== Material supplied ==

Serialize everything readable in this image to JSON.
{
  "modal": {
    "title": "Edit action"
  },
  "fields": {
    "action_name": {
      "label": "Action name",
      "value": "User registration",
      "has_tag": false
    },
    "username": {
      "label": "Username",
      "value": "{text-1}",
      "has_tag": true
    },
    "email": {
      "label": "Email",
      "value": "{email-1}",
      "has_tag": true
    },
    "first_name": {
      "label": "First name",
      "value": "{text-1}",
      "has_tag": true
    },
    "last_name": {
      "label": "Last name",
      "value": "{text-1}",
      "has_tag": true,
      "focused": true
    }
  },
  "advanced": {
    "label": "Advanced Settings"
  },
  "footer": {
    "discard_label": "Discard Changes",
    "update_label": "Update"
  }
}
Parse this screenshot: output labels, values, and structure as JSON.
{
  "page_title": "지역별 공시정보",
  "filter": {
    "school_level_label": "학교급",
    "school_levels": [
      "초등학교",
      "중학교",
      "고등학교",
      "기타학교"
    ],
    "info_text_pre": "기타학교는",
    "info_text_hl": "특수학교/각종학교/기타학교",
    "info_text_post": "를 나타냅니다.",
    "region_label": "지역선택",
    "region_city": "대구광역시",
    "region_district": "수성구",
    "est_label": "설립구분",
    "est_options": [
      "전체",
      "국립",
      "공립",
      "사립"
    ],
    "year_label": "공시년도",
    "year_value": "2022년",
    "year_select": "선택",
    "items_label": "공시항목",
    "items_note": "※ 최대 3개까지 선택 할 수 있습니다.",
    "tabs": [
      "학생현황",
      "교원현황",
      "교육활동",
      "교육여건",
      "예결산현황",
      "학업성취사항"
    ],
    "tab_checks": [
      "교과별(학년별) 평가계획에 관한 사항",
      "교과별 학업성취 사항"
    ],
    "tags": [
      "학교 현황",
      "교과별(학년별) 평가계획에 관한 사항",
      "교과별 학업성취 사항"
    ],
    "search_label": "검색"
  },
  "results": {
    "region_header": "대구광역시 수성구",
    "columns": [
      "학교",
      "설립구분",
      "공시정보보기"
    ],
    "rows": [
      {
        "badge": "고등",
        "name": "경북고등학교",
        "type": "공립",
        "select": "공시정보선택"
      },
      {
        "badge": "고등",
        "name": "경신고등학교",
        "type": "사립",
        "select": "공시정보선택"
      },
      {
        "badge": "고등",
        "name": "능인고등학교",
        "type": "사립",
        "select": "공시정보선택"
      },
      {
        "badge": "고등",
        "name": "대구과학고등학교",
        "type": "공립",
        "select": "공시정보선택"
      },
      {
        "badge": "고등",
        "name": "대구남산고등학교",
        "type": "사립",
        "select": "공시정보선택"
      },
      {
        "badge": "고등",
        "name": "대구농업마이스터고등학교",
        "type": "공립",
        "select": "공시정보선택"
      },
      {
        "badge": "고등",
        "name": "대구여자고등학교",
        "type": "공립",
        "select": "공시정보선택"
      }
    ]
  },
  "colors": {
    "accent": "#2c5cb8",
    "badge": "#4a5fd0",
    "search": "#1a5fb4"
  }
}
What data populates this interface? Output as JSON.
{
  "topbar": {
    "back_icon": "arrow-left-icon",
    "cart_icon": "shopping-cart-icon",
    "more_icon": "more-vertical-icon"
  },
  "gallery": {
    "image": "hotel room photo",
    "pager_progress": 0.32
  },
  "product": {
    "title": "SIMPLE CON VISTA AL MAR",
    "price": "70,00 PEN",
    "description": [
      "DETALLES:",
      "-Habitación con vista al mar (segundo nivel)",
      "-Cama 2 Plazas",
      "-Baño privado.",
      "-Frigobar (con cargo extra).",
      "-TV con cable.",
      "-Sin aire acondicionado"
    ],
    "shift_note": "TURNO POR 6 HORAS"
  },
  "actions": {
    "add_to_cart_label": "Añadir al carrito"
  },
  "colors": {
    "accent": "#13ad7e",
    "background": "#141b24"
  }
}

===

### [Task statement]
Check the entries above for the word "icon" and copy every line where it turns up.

### [Exercise output]
    "back_icon": "arrow-left-icon",
    "cart_icon": "shopping-cart-icon",
    "more_icon": "more-vertical-icon"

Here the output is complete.